Goal of the exercise:
Output the data unchanged and complete, minus the images.

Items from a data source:
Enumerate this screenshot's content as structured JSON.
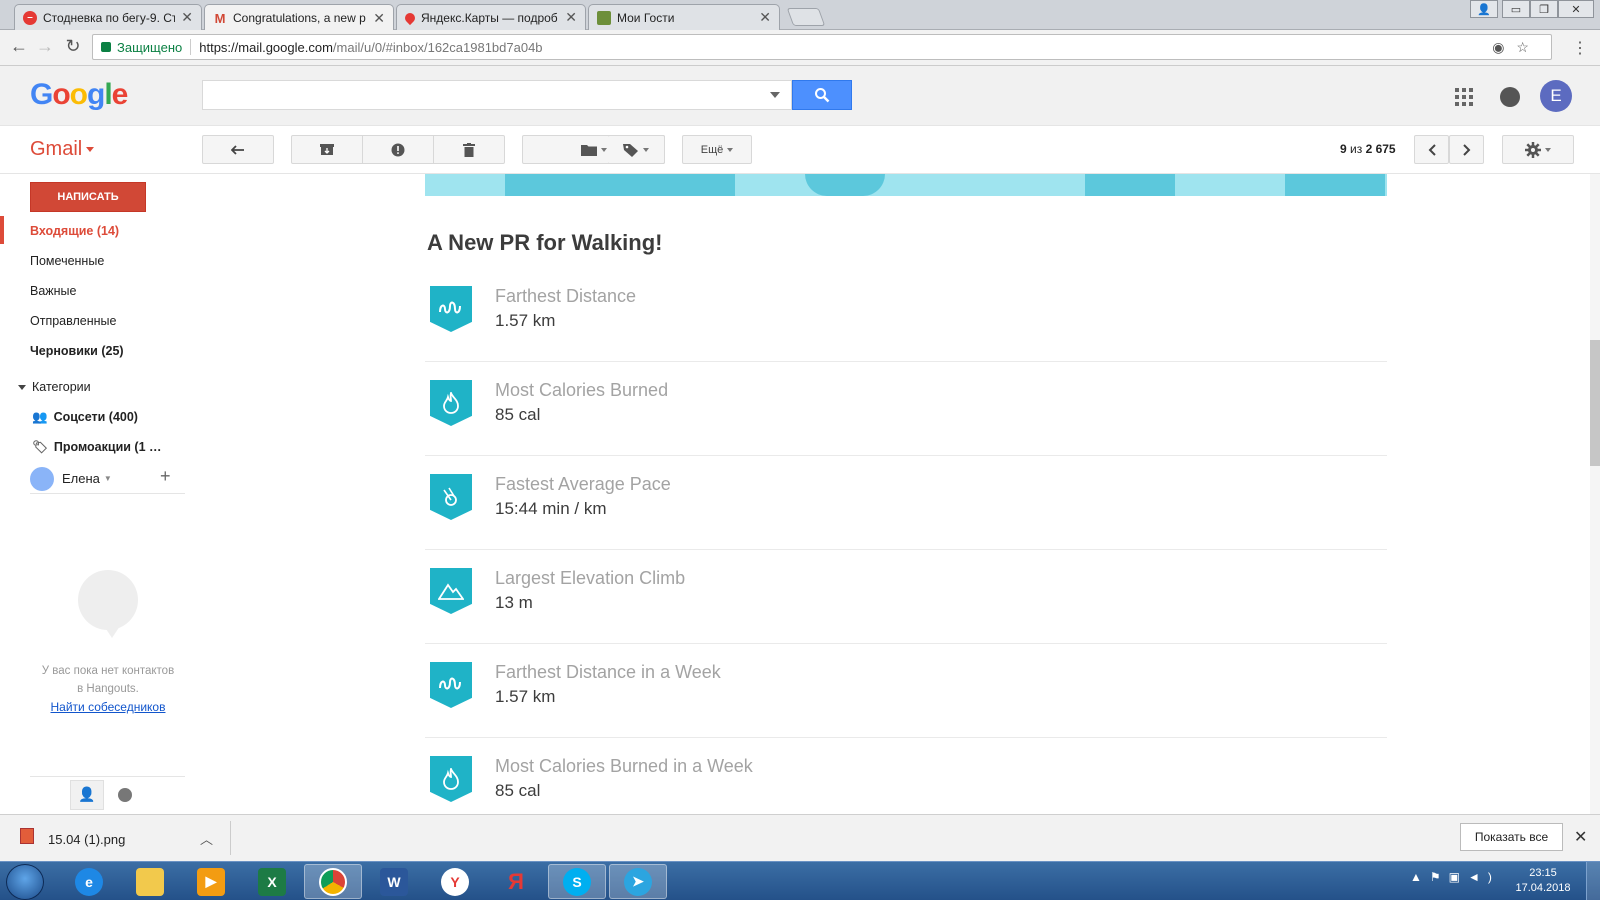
{
  "browser": {
    "tabs": [
      {
        "title": "Стодневка по бегу-9. Ст",
        "icon": "red-stop-icon",
        "color": "#e53935"
      },
      {
        "title": "Congratulations, a new p",
        "icon": "gmail-icon",
        "color": "#d14836",
        "active": true
      },
      {
        "title": "Яндекс.Карты — подроб",
        "icon": "map-pin-icon",
        "color": "#e53935"
      },
      {
        "title": "Мои Гости",
        "icon": "site-favicon",
        "color": "#6d8f3a"
      }
    ],
    "secure_label": "Защищено",
    "url_host": "https://mail.google.com",
    "url_path": "/mail/u/0/#inbox/162ca1981bd7a04b"
  },
  "header": {
    "logo_letters": [
      "G",
      "o",
      "o",
      "g",
      "l",
      "e"
    ],
    "avatar_letter": "E"
  },
  "toolbar": {
    "gmail_label": "Gmail",
    "more_label": "Ещё",
    "pager_current": "9",
    "pager_mid": " из ",
    "pager_total": "2 675"
  },
  "sidebar": {
    "compose_label": "НАПИСАТЬ",
    "items": [
      {
        "label": "Входящие (14)"
      },
      {
        "label": "Помеченные"
      },
      {
        "label": "Важные"
      },
      {
        "label": "Отправленные"
      },
      {
        "label": "Черновики (25)"
      }
    ],
    "categories_label": "Категории",
    "social_label": "Соцсети (400)",
    "promo_label": "Промоакции (1 …",
    "user_name": "Елена",
    "hangouts_text_1": "У вас пока нет контактов",
    "hangouts_text_2": "в Hangouts.",
    "hangouts_link": "Найти собеседников"
  },
  "mail": {
    "title": "A New PR for Walking!",
    "records": [
      {
        "label": "Farthest Distance",
        "value": "1.57 km",
        "icon": "route-icon"
      },
      {
        "label": "Most Calories Burned",
        "value": "85 cal",
        "icon": "flame-icon"
      },
      {
        "label": "Fastest Average Pace",
        "value": "15:44 min / km",
        "icon": "pace-icon"
      },
      {
        "label": "Largest Elevation Climb",
        "value": "13 m",
        "icon": "mountain-icon"
      },
      {
        "label": "Farthest Distance in a Week",
        "value": "1.57 km",
        "icon": "route-icon"
      },
      {
        "label": "Most Calories Burned in a Week",
        "value": "85 cal",
        "icon": "flame-icon"
      }
    ]
  },
  "downloads": {
    "file_name": "15.04 (1).png",
    "show_all_label": "Показать все"
  },
  "taskbar": {
    "time": "23:15",
    "date": "17.04.2018"
  },
  "colors": {
    "accent_red": "#dd4b39",
    "search_blue": "#4d90fe",
    "badge_teal": "#1fb3c7"
  }
}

Final answer:
Enumerate this screenshot's content as structured JSON.
{
  "browser": {
    "tabs": [
      {
        "title": "Стодневка по бегу-9. Ст",
        "icon": "red-stop-icon",
        "color": "#e53935"
      },
      {
        "title": "Congratulations, a new p",
        "icon": "gmail-icon",
        "color": "#d14836",
        "active": true
      },
      {
        "title": "Яндекс.Карты — подроб",
        "icon": "map-pin-icon",
        "color": "#e53935"
      },
      {
        "title": "Мои Гости",
        "icon": "site-favicon",
        "color": "#6d8f3a"
      }
    ],
    "secure_label": "Защищено",
    "url_host": "https://mail.google.com",
    "url_path": "/mail/u/0/#inbox/162ca1981bd7a04b"
  },
  "header": {
    "logo_letters": [
      "G",
      "o",
      "o",
      "g",
      "l",
      "e"
    ],
    "avatar_letter": "E"
  },
  "toolbar": {
    "gmail_label": "Gmail",
    "more_label": "Ещё",
    "pager_current": "9",
    "pager_mid": " из ",
    "pager_total": "2 675"
  },
  "sidebar": {
    "compose_label": "НАПИСАТЬ",
    "items": [
      {
        "label": "Входящие (14)"
      },
      {
        "label": "Помеченные"
      },
      {
        "label": "Важные"
      },
      {
        "label": "Отправленные"
      },
      {
        "label": "Черновики (25)"
      }
    ],
    "categories_label": "Категории",
    "social_label": "Соцсети (400)",
    "promo_label": "Промоакции (1 …",
    "user_name": "Елена",
    "hangouts_text_1": "У вас пока нет контактов",
    "hangouts_text_2": "в Hangouts.",
    "hangouts_link": "Найти собеседников"
  },
  "mail": {
    "title": "A New PR for Walking!",
    "records": [
      {
        "label": "Farthest Distance",
        "value": "1.57 km",
        "icon": "route-icon"
      },
      {
        "label": "Most Calories Burned",
        "value": "85 cal",
        "icon": "flame-icon"
      },
      {
        "label": "Fastest Average Pace",
        "value": "15:44 min / km",
        "icon": "pace-icon"
      },
      {
        "label": "Largest Elevation Climb",
        "value": "13 m",
        "icon": "mountain-icon"
      },
      {
        "label": "Farthest Distance in a Week",
        "value": "1.57 km",
        "icon": "route-icon"
      },
      {
        "label": "Most Calories Burned in a Week",
        "value": "85 cal",
        "icon": "flame-icon"
      }
    ]
  },
  "downloads": {
    "file_name": "15.04 (1).png",
    "show_all_label": "Показать все"
  },
  "taskbar": {
    "time": "23:15",
    "date": "17.04.2018"
  },
  "colors": {
    "accent_red": "#dd4b39",
    "search_blue": "#4d90fe",
    "badge_teal": "#1fb3c7"
  }
}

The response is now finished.